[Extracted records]
——————————

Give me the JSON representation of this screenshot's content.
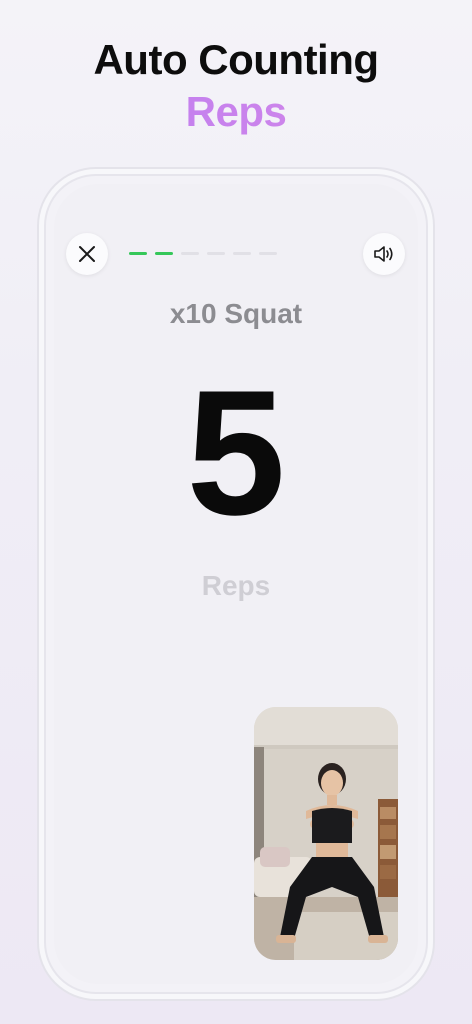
{
  "header": {
    "title": "Auto Counting",
    "accent": "Reps"
  },
  "workout": {
    "exercise": "x10 Squat",
    "count": "5",
    "unit": "Reps",
    "progress": {
      "completed": 2,
      "total": 6
    }
  },
  "colors": {
    "progress_done": "#35c759",
    "progress_todo": "#e1e0e6",
    "accent_start": "#b97cf3",
    "accent_end": "#d889e6"
  },
  "icons": {
    "close": "close-icon",
    "sound": "speaker-icon"
  }
}
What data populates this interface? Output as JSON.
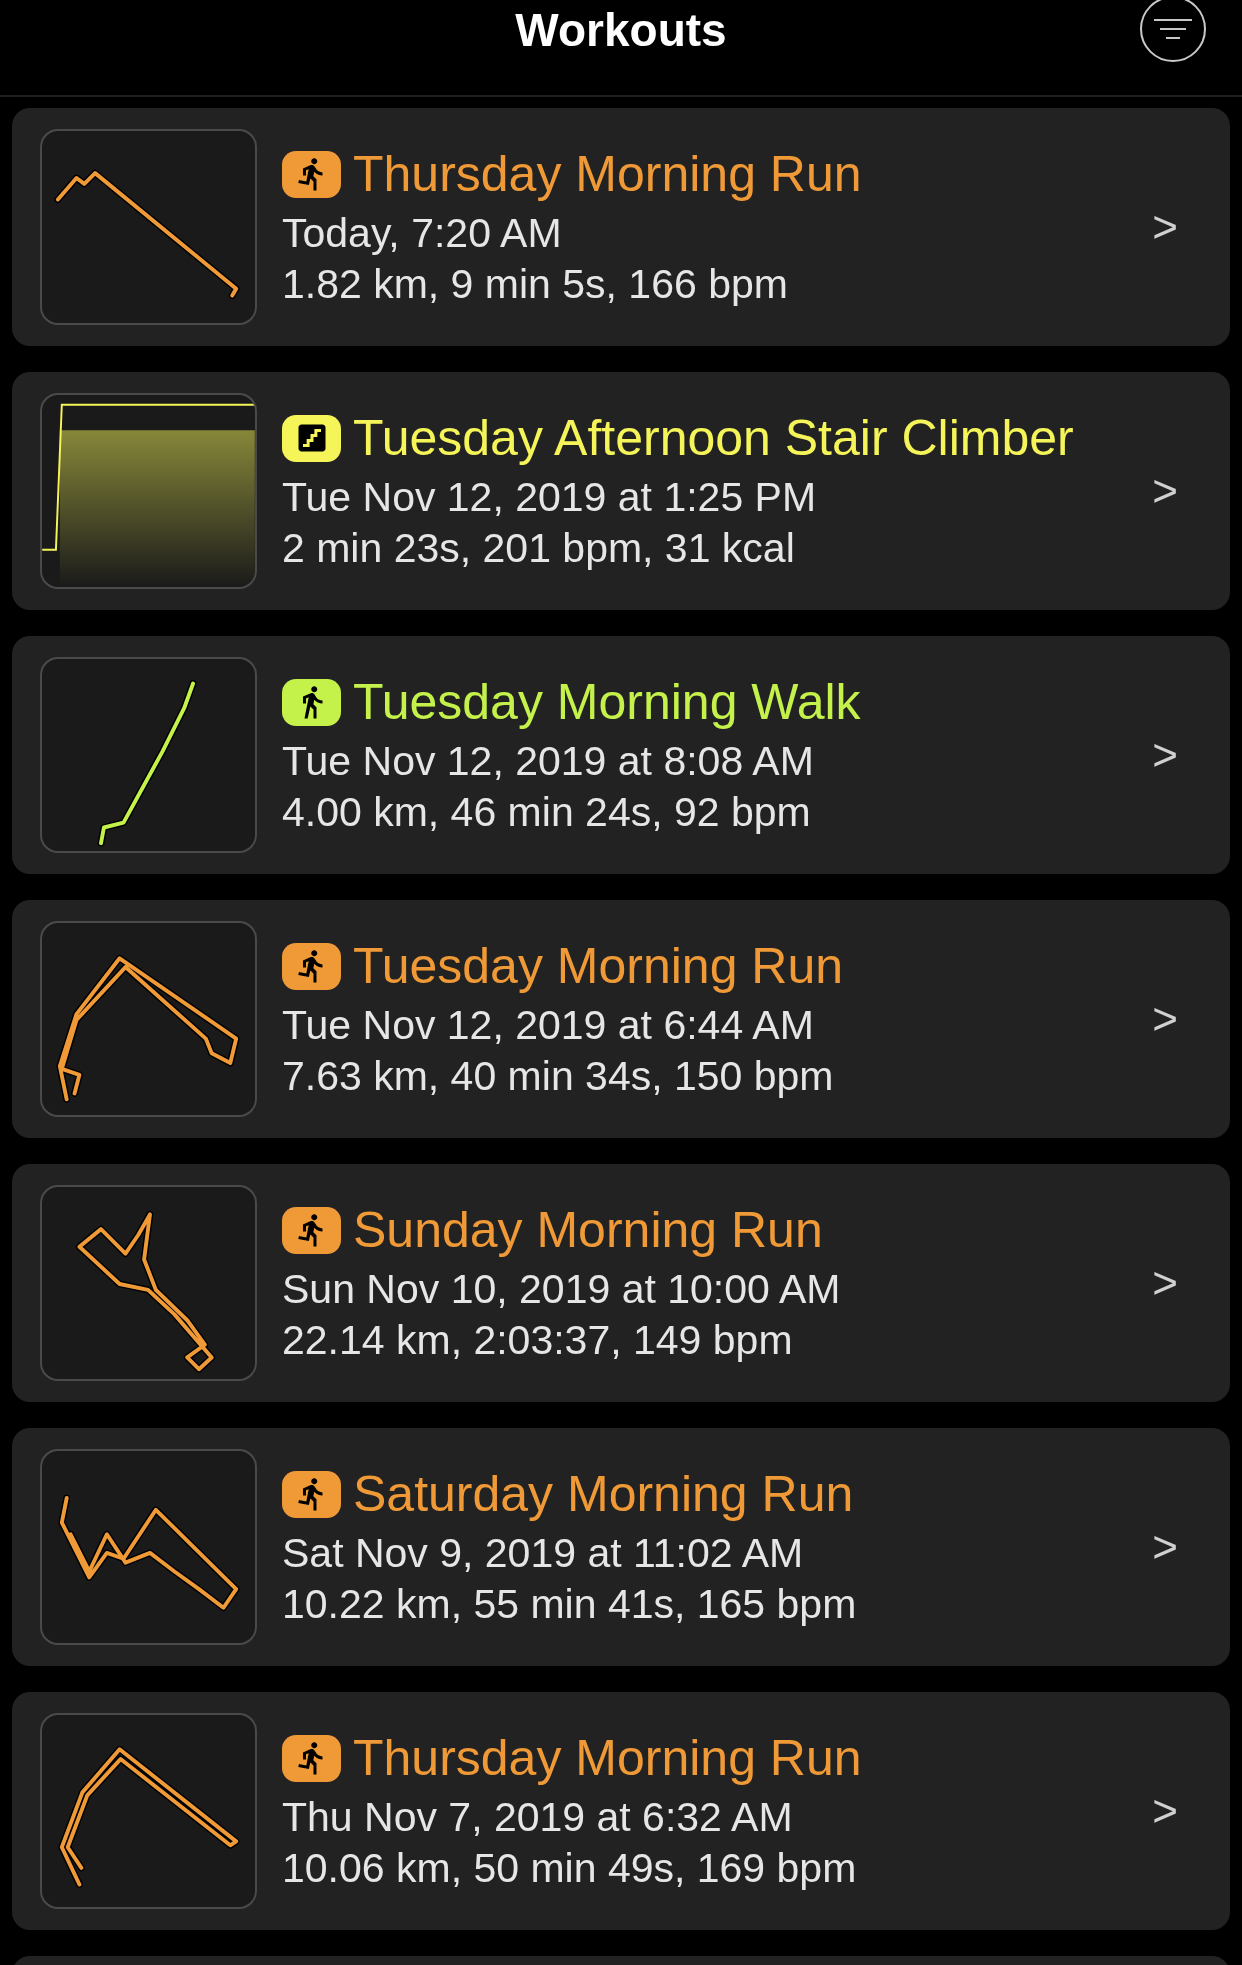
{
  "header": {
    "title": "Workouts"
  },
  "workouts": [
    {
      "kind": "run",
      "thumbnail": {
        "kind": "route"
      },
      "color": "#f09a37",
      "title": "Thursday Morning Run",
      "date": "Today, 7:20 AM",
      "stats": "1.82 km, 9 min 5s, 166 bpm",
      "chevron": ">"
    },
    {
      "kind": "stairs",
      "thumbnail": {
        "kind": "chart"
      },
      "color": "#f5f55a",
      "title": "Tuesday Afternoon Stair Climber",
      "date": "Tue Nov 12, 2019 at 1:25 PM",
      "stats": "2 min 23s, 201 bpm, 31 kcal",
      "chevron": ">"
    },
    {
      "kind": "walk",
      "thumbnail": {
        "kind": "route"
      },
      "color": "#c4f24a",
      "title": "Tuesday Morning Walk",
      "date": "Tue Nov 12, 2019 at 8:08 AM",
      "stats": "4.00 km, 46 min 24s, 92 bpm",
      "chevron": ">"
    },
    {
      "kind": "run",
      "thumbnail": {
        "kind": "route"
      },
      "color": "#f09a37",
      "title": "Tuesday Morning Run",
      "date": "Tue Nov 12, 2019 at 6:44 AM",
      "stats": "7.63 km, 40 min 34s, 150 bpm",
      "chevron": ">"
    },
    {
      "kind": "run",
      "thumbnail": {
        "kind": "route"
      },
      "color": "#f09a37",
      "title": "Sunday Morning Run",
      "date": "Sun Nov 10, 2019 at 10:00 AM",
      "stats": "22.14 km, 2:03:37, 149 bpm",
      "chevron": ">"
    },
    {
      "kind": "run",
      "thumbnail": {
        "kind": "route"
      },
      "color": "#f09a37",
      "title": "Saturday Morning Run",
      "date": "Sat Nov 9, 2019 at 11:02 AM",
      "stats": "10.22 km, 55 min 41s, 165 bpm",
      "chevron": ">"
    },
    {
      "kind": "run",
      "thumbnail": {
        "kind": "route"
      },
      "color": "#f09a37",
      "title": "Thursday Morning Run",
      "date": "Thu Nov 7, 2019 at 6:32 AM",
      "stats": "10.06 km, 50 min 49s, 169 bpm",
      "chevron": ">"
    }
  ]
}
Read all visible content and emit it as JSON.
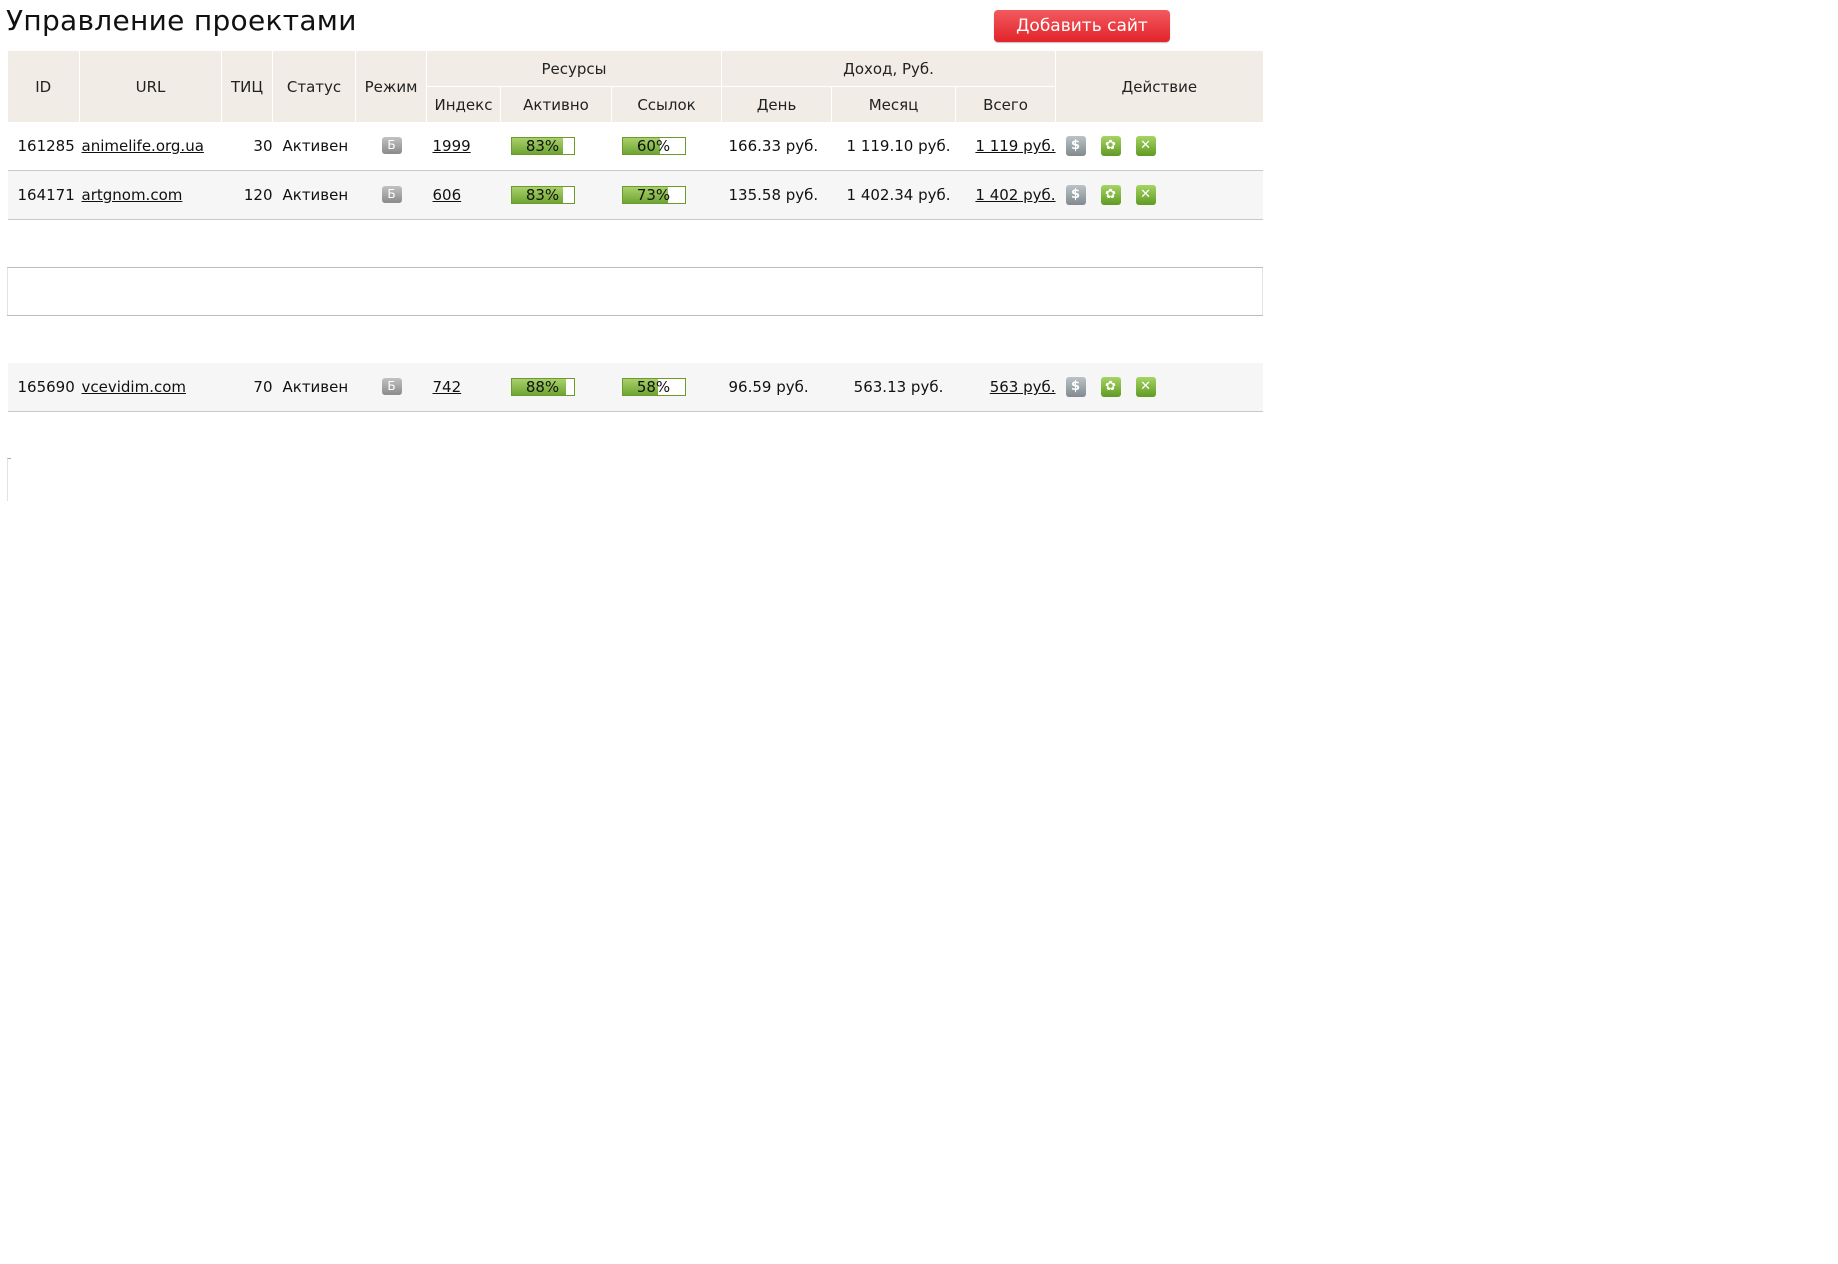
{
  "page": {
    "title": "Управление проектами",
    "add_site_label": "Добавить сайт"
  },
  "table": {
    "headers": {
      "id": "ID",
      "url": "URL",
      "tic": "ТИЦ",
      "status": "Статус",
      "mode": "Режим",
      "resources_group": "Ресурсы",
      "index": "Индекс",
      "active": "Активно",
      "links": "Ссылок",
      "income_group": "Доход, Руб.",
      "day": "День",
      "month": "Месяц",
      "total": "Всего",
      "action": "Действие"
    },
    "rows": [
      {
        "id": "161285",
        "url": "animelife.org.ua",
        "tic": "30",
        "status": "Активен",
        "mode_icon": "Б",
        "index": "1999",
        "active_pct": "83%",
        "active_fill": 83,
        "links_pct": "60%",
        "links_fill": 60,
        "day": "166.33 руб.",
        "month": "1 119.10 руб.",
        "total": "1 119 руб."
      },
      {
        "id": "164171",
        "url": "artgnom.com",
        "tic": "120",
        "status": "Активен",
        "mode_icon": "Б",
        "index": "606",
        "active_pct": "83%",
        "active_fill": 83,
        "links_pct": "73%",
        "links_fill": 73,
        "day": "135.58 руб.",
        "month": "1 402.34 руб.",
        "total": "1 402 руб."
      },
      {
        "id": "165690",
        "url": "vcevidim.com",
        "tic": "70",
        "status": "Активен",
        "mode_icon": "Б",
        "index": "742",
        "active_pct": "88%",
        "active_fill": 88,
        "links_pct": "58%",
        "links_fill": 58,
        "day": "96.59 руб.",
        "month": "563.13 руб.",
        "total": "563 руб."
      }
    ]
  },
  "icons": {
    "mode": "mode-badge-icon",
    "money": "dollar-icon",
    "settings": "gear-icon",
    "delete": "close-icon"
  },
  "colors": {
    "add_button": "#e2232a",
    "header_bg": "#f1ede6",
    "progress_fill": "#6ea534"
  }
}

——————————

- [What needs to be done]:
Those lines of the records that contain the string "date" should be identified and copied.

- [Output of the exercise]:
      "date": "Today, 7:20 AM",
      "date": "Tue Nov 12, 2019 at 1:25 PM",
      "date": "Tue Nov 12, 2019 at 8:08 AM",
      "date": "Tue Nov 12, 2019 at 6:44 AM",
      "date": "Sun Nov 10, 2019 at 10:00 AM",
      "date": "Sat Nov 9, 2019 at 11:02 AM",
      "date": "Thu Nov 7, 2019 at 6:32 AM",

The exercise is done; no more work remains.